Another story involves the once hot commodity Roberto Benigni as an ordinary family man who becomes famous one day for no apparent reason. The paparazzi and reporters begin following him around 24/7 to watch him shave and ask him what he eats for breakfast. Woody Allen explored this concept a while back in his film “Celebrity” and it’s perfectly cast as Benigni had his fifteen minutes of fame back when he won an Oscar for “Life is Beautiful” and as quickly as he came he was nearly forgotten about. Although that could have been “Pinocchio’s” fault.
And lastly that leaves us with a story about two Italian newlyweds Antonio and Milly who become accidentally separated one day while in Rome to meet the in-laws. Penelope Cruz plays an Italian hooker named Anna who shows up at the wrong place at the wrong time so Antonio temporarily passes her off as his fiancé. Meanwhile, Milly becomes infatuated with an Italian movie star and we wonder if Milly and Antonio will ever find each other again.
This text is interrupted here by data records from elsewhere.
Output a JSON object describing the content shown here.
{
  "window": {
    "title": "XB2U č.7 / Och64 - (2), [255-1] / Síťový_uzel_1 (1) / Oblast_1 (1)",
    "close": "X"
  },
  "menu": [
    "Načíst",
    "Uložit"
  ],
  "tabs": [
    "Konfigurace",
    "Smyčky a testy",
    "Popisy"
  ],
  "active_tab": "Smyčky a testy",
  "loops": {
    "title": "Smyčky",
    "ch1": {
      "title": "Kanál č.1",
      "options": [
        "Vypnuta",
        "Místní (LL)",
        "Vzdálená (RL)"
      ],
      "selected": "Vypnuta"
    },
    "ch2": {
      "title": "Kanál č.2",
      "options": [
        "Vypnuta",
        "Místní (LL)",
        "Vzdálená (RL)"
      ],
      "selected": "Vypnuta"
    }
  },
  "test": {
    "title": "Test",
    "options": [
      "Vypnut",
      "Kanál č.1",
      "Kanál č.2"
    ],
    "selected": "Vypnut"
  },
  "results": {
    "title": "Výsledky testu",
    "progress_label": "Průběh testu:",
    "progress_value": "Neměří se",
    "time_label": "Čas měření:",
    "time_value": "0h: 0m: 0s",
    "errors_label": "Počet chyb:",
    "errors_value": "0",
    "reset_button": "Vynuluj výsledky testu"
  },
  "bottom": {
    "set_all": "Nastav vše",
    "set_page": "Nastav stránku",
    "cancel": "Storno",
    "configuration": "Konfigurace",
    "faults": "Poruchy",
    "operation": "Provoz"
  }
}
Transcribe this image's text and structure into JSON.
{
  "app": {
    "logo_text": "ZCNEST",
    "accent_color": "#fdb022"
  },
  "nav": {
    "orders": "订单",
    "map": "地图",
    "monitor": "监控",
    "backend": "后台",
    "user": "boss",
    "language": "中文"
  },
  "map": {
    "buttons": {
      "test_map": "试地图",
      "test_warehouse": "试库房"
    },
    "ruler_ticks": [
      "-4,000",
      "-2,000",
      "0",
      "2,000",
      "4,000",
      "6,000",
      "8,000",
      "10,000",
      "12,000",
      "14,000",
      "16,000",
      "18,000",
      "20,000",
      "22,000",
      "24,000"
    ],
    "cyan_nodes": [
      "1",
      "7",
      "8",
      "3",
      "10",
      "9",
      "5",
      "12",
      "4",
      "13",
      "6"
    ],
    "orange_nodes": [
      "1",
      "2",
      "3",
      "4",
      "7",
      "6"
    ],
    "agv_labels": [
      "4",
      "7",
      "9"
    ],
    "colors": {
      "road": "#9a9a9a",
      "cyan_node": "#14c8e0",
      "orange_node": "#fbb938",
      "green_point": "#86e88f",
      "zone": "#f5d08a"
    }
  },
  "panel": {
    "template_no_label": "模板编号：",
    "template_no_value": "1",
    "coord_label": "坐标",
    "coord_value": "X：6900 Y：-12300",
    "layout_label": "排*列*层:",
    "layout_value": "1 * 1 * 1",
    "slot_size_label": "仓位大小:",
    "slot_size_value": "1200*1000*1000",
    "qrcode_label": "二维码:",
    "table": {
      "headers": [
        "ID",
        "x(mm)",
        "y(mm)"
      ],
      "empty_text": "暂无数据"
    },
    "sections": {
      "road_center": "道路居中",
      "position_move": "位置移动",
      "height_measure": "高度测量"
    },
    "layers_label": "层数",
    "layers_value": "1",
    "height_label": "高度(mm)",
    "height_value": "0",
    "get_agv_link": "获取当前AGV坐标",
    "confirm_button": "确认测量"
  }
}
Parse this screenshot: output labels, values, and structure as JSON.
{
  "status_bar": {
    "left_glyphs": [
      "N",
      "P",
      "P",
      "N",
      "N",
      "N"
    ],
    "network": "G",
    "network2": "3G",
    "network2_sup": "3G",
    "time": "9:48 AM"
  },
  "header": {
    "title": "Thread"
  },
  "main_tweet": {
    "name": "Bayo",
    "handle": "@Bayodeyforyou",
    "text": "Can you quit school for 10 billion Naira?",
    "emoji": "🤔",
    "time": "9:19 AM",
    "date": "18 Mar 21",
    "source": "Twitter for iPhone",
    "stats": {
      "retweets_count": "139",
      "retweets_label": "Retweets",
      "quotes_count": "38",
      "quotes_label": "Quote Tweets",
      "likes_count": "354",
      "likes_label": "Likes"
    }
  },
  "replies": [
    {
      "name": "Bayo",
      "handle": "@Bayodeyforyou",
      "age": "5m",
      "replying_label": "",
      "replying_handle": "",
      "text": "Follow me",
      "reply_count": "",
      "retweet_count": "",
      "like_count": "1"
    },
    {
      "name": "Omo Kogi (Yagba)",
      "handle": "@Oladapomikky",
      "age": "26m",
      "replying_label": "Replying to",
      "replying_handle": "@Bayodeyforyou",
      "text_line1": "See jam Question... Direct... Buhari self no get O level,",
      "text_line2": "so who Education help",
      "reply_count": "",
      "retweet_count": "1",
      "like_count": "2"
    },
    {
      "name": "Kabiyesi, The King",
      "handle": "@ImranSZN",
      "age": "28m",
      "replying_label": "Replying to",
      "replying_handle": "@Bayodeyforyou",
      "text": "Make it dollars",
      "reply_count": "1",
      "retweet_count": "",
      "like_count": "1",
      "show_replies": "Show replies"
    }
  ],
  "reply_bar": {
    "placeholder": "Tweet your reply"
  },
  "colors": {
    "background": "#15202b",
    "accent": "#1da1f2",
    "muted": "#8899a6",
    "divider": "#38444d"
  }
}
It’s made quite clear that these four stories pretty much have nothing to do with each other except that they all take place in Rome, but that’s ok. The point is that Allen has attempted to make a comedy in another city he’s not quite familiar with. And a majority of the film is actually in the native language, which makes it feel more authentic. It’s not his funniest or sharpest or most original film he’s ever created, but it has a fun and lighthearted tone. For a guy who’s almost pushing 80, you can’t really fault the guy whatsoever. GRADE: B